4. Use a flashlight to make the quick more visible

Cats with dark-colored nails present a unique challenge when it comes to identifying the quick, as the blood vessels and nerves inside the nail are not easily visible. To overcome this obstacle, you can use a flashlight or penlight to help make the quick more visible. This technique, known as “backlighting,” allows you to see the internal structures of the nail more clearly.

To perform backlighting, hold the light source behind the nail while examining it. You can use a small flashlight, penlight, or even your smartphone’s flashlight feature for this purpose. Ensure that the light is shining directly through the nail so that the internal structures become more apparent. The quick will appear as a darker, shadowy area within the nail, contrasting with the more translucent outer layers.

5. Be cautious when trimming the nails

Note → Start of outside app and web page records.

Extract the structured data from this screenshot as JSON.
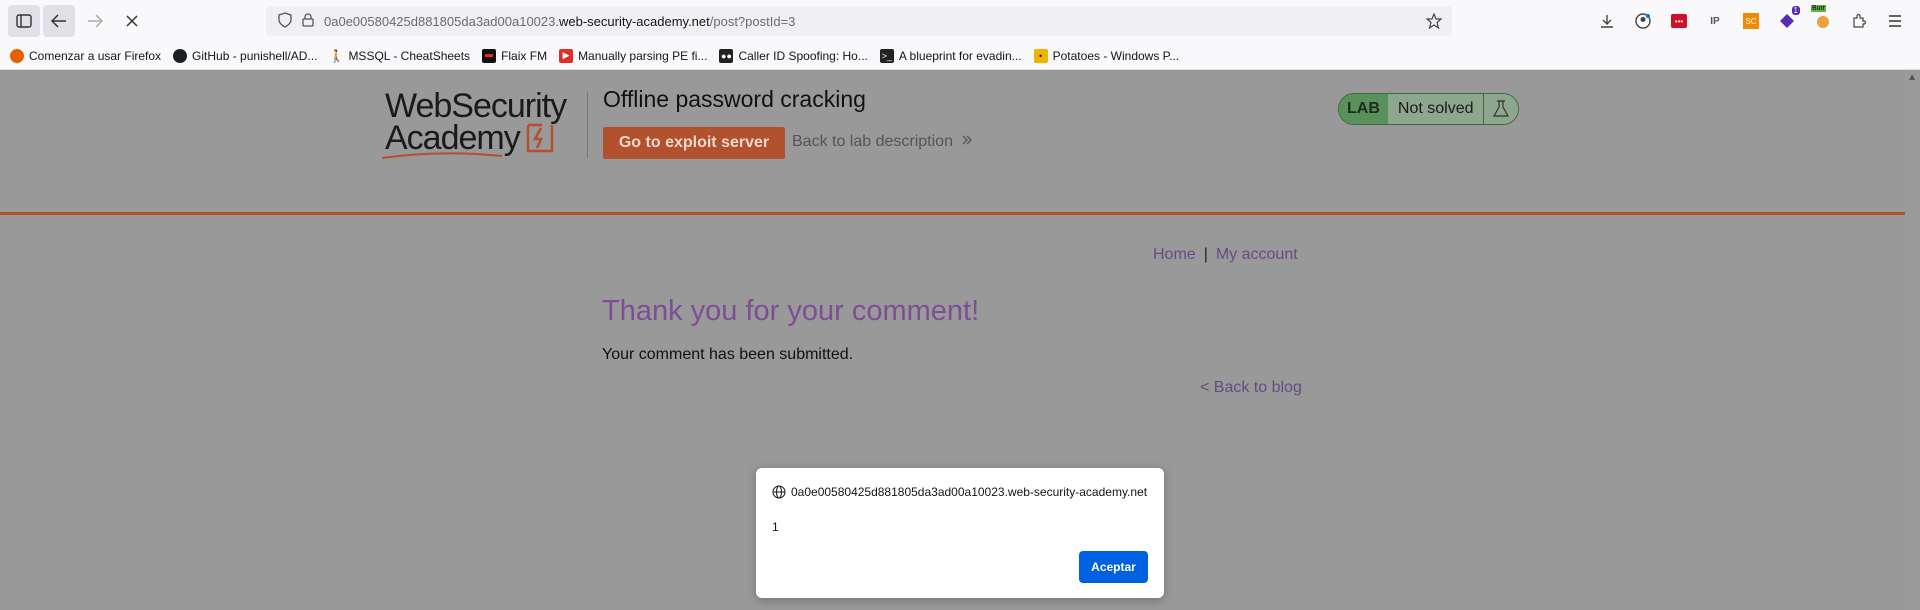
{
  "browser": {
    "url_prefix": "0a0e00580425d881805da3ad00a10023.",
    "url_domain": "web-security-academy.net",
    "url_path": "/post?postId=3",
    "bookmarks": [
      {
        "label": "Comenzar a usar Firefox",
        "color": "#e66000"
      },
      {
        "label": "GitHub - punishell/AD...",
        "color": "#1b1f23"
      },
      {
        "label": "MSSQL - CheatSheets",
        "color": "#555555"
      },
      {
        "label": "Flaix FM",
        "color": "#111111"
      },
      {
        "label": "Manually parsing PE fi...",
        "color": "#e52d27"
      },
      {
        "label": "Caller ID Spoofing: Ho...",
        "color": "#222222"
      },
      {
        "label": "A blueprint for evadin...",
        "color": "#222222"
      },
      {
        "label": "Potatoes - Windows P...",
        "color": "#f0b400"
      }
    ],
    "extension_badge": "1",
    "ext_bur": "Burr"
  },
  "lab": {
    "logo_line1": "WebSecurity",
    "logo_line2": "Academy",
    "title": "Offline password cracking",
    "exploit_button": "Go to exploit server",
    "back_to_description": "Back to lab description",
    "badge_lab": "LAB",
    "badge_status": "Not solved"
  },
  "nav": {
    "home": "Home",
    "separator": "|",
    "my_account": "My account"
  },
  "content": {
    "heading": "Thank you for your comment!",
    "message": "Your comment has been submitted.",
    "back_to_blog": "< Back to blog"
  },
  "dialog": {
    "origin": "0a0e00580425d881805da3ad00a10023.web-security-academy.net",
    "message": "1",
    "accept_button": "Aceptar"
  }
}
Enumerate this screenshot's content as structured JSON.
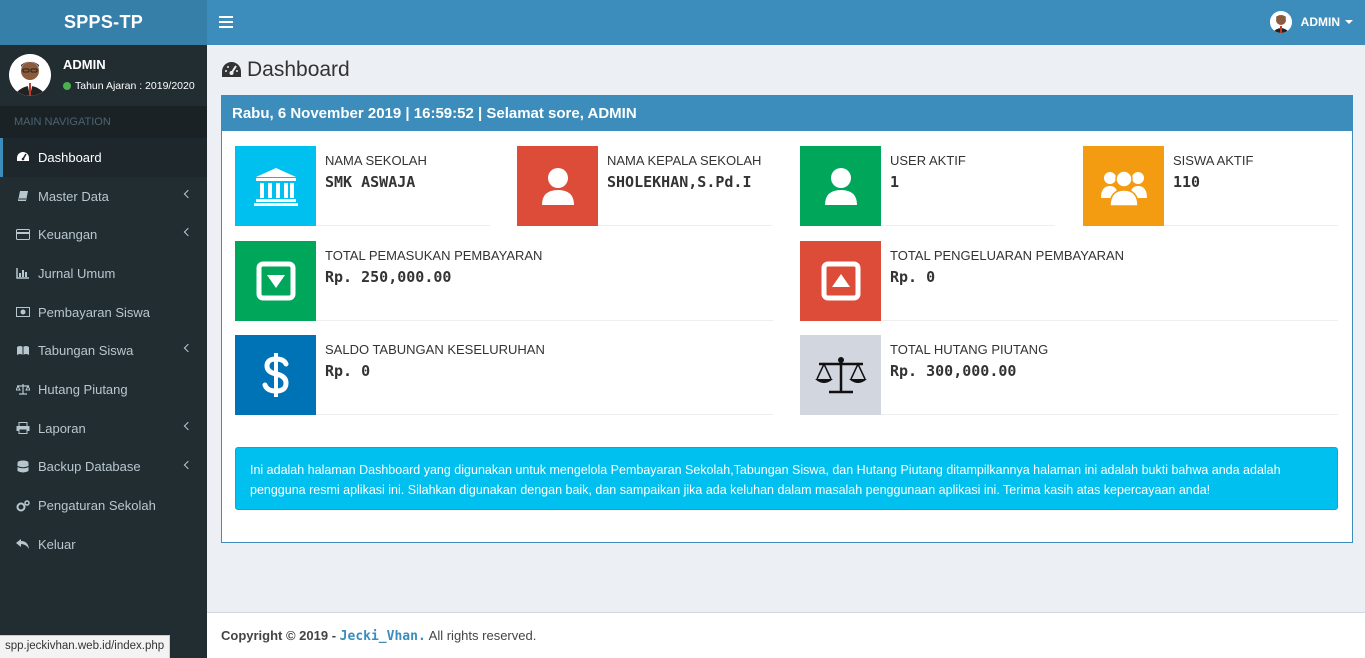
{
  "app": {
    "title": "SPPS-TP"
  },
  "header": {
    "user_label": "ADMIN"
  },
  "sidebar": {
    "user": {
      "name": "ADMIN",
      "year": "Tahun Ajaran : 2019/2020"
    },
    "nav_header": "MAIN NAVIGATION",
    "items": [
      {
        "label": "Dashboard",
        "icon": "dashboard-icon"
      },
      {
        "label": "Master Data",
        "icon": "book-icon"
      },
      {
        "label": "Keuangan",
        "icon": "credit-card-icon"
      },
      {
        "label": "Jurnal Umum",
        "icon": "bar-chart-icon"
      },
      {
        "label": "Pembayaran Siswa",
        "icon": "money-icon"
      },
      {
        "label": "Tabungan Siswa",
        "icon": "open-book-icon"
      },
      {
        "label": "Hutang Piutang",
        "icon": "balance-scale-icon"
      },
      {
        "label": "Laporan",
        "icon": "print-icon"
      },
      {
        "label": "Backup Database",
        "icon": "database-icon"
      },
      {
        "label": "Pengaturan Sekolah",
        "icon": "gears-icon"
      },
      {
        "label": "Keluar",
        "icon": "reply-icon"
      }
    ]
  },
  "page": {
    "title": "Dashboard",
    "box_header": "Rabu, 6 November 2019 | 16:59:52 | Selamat sore, ADMIN"
  },
  "cards": {
    "nama_sekolah": {
      "label": "NAMA SEKOLAH",
      "value": "SMK ASWAJA",
      "color": "#00c0ef"
    },
    "kepala_sekolah": {
      "label": "NAMA KEPALA SEKOLAH",
      "value": "SHOLEKHAN,S.Pd.I",
      "color": "#dd4b39"
    },
    "user_aktif": {
      "label": "USER AKTIF",
      "value": "1",
      "color": "#00a65a"
    },
    "siswa_aktif": {
      "label": "SISWA AKTIF",
      "value": "110",
      "color": "#f39c12"
    },
    "pemasukan": {
      "label": "TOTAL PEMASUKAN PEMBAYARAN",
      "value": "Rp. 250,000.00",
      "color": "#00a65a"
    },
    "pengeluaran": {
      "label": "TOTAL PENGELUARAN PEMBAYARAN",
      "value": "Rp. 0",
      "color": "#dd4b39"
    },
    "tabungan": {
      "label": "SALDO TABUNGAN KESELURUHAN",
      "value": "Rp. 0",
      "color": "#0073b7"
    },
    "hutang": {
      "label": "TOTAL HUTANG PIUTANG",
      "value": "Rp. 300,000.00",
      "color": "#d2d6de"
    }
  },
  "callout": "Ini adalah halaman Dashboard yang digunakan untuk mengelola Pembayaran Sekolah,Tabungan Siswa, dan Hutang Piutang ditampilkannya halaman ini adalah bukti bahwa anda adalah pengguna resmi aplikasi ini. Silahkan digunakan dengan baik, dan sampaikan jika ada keluhan dalam masalah penggunaan aplikasi ini. Terima kasih atas kepercayaan anda!",
  "footer": {
    "prefix": "Copyright © 2019 -",
    "author": "Jecki_Vhan.",
    "suffix": "All rights reserved."
  },
  "status_url": "spp.jeckivhan.web.id/index.php"
}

Now that you’ve identified the quick, it’s time to trim your cat’s nails. Hold the clippers at a 45-degree angle, aligning the cutting edge with the tip of the nail you’re going to trim. Carefully clip the nail, making sure not to cut too close to the quick. If you’re unsure or nervous, it’s better to trim a smaller portion of the nail and trim more frequently rather than risking cutting the quick. Repeat this process for each nail, taking breaks if needed to keep both you and your cat calm.

It’s important to note that cats have a small, hook-like nail called the dewclaw, which is located on the inner side of their front legs. Don’t forget to trim this nail as well, as it can grow into the paw pad if left unattended.

Remember to reward your cat with treats and praise throughout the process. This helps create a positive association with nail trimming and makes it easier for both of you in the future. If your cat becomes too stressed or agitated, stop the process and try again later or on another day. It’s crucial to prioritize your cat’s comfort and well-being during nail trims.